One of the purposes of licensing individuals as real estate professionals is to protect the public from known unethical persons. Part of the process of obtaining a real estate license involves a background check, including sending fingerprints through the FBI, and persons of poor moral or ethical character are denied the opportunity to obtain a license. I'm not saying that all licensed professionals are perfectly ethical, but I'm saying that persons who have shown unethical or criminal actions (on record) are excluded from the pool of licensed professionals. Investigations into unlicensed real estate are escalating since more people are being swindled by unethical persons acting "as if" they are real estate professionals when they are not. The State of Florida takes their duty seriously and has designated unlicensed real estate practice as a third-degree felony.

Recently, there's been a trend to invest in real estate or in flipping real estate and in many other methods of getting quick money via real estate. This has lead to the participation of many unethical characters who do not have your best interests at heart. Click here for an example of such a case of a so-called investor group taking advantage of sellers and buyers to their own benefit. All the sellers and buyers in this article would have done better to work with a licensed real estate agent. But read the article and judge for yourself. The public records are all available online to double-check the accuracy of the article. I checked most of the records myself.

Myth: Working directly with a seller is financially beneficial to the buyer
(It isn't!)

In reality, it is better for the buyer to work with a "buyer's agent" -- a term used to indicate a licensed real estate professional who works to find properties for their buyer-clients. A buyer's agent most usually gets his or her commission from the seller's agent (who gets it from the seller). In rare cases, a commission is obtained directly from the buyer, but that is usually when the buyer wants help to negotiate a sale on a property which is being sold "by the owner" who has not contracted to pay a commission to any real estate professional.
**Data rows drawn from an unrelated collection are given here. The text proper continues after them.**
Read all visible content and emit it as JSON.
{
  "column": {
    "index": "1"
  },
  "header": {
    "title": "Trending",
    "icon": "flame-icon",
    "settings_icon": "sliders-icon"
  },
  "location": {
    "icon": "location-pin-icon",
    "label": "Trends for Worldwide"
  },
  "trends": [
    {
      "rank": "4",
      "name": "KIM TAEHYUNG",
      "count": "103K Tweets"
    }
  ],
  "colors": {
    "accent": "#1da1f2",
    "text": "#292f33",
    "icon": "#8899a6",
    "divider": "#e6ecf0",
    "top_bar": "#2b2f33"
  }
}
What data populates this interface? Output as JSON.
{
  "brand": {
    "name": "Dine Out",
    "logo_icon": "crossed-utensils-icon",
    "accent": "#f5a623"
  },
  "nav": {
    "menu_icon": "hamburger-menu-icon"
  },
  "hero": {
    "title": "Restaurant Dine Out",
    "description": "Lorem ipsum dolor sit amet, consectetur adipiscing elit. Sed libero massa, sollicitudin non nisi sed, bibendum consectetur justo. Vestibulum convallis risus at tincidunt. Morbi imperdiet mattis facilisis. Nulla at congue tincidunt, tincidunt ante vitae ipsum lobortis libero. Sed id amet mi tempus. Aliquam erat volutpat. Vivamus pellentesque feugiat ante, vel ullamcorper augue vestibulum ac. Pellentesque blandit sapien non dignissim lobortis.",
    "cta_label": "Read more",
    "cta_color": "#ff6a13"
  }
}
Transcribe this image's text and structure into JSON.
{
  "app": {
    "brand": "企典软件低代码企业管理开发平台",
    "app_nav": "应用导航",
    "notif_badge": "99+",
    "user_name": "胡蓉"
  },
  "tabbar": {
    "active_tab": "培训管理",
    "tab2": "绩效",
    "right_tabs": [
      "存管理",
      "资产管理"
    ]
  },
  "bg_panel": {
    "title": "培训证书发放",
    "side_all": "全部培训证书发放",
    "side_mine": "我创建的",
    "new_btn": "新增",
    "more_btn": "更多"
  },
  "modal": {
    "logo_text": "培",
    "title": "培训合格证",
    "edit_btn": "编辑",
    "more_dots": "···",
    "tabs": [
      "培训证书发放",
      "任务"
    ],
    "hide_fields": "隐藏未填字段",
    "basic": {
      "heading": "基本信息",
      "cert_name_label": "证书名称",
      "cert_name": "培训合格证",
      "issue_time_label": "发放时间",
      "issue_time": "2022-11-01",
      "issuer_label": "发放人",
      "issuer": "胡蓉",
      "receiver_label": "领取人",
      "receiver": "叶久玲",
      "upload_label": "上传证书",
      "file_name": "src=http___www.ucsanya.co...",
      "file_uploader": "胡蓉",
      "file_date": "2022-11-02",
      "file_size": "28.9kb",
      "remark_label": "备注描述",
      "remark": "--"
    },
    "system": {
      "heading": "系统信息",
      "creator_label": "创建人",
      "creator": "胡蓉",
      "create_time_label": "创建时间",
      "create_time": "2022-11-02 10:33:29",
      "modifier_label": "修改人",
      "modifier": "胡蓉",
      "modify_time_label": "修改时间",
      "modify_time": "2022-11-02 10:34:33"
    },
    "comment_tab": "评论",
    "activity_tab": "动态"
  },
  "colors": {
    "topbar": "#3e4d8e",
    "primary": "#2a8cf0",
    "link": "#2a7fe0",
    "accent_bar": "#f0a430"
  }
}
Buyers mistakenly think that they will get a better deal by working directly with a seller and cutting out the real estate agents and their commissions. This is a myth.

The reality is that owners who market their own properties directly to buyers usually ask for a higher price for their property than those who sell through real estate agents. And most FSBOs (For Sale By Owner properties) eventually get listed with real estate agents to get them sold. It's the FSBO marketing companies that do such a great job at convincing sellers to use their services (for a fee, of course) instead of a realtor's services (for a commission).

The lesson learned...

The lesson is this: Only deal with a real estate professional who is licensed to operate in Florida or directly with the bonafide owner of a property.

Call me if you would like assistance with locating a property to buy, selling your property, or negotiating a sale.

Disclaimer: This article is intended for buyers and prospective buyers of real estate in Florida only and does not apply to real estate outside of Florida. The advice in this artice is not intended as legal advice, but general industry advice which is available to everyone. If you need legal advise, please contact an attorney.

(c) Copyright 2006 Ruth Lorenzen. All rights reserved.

© 2006 Ruth Lorenzen. All rights reserved.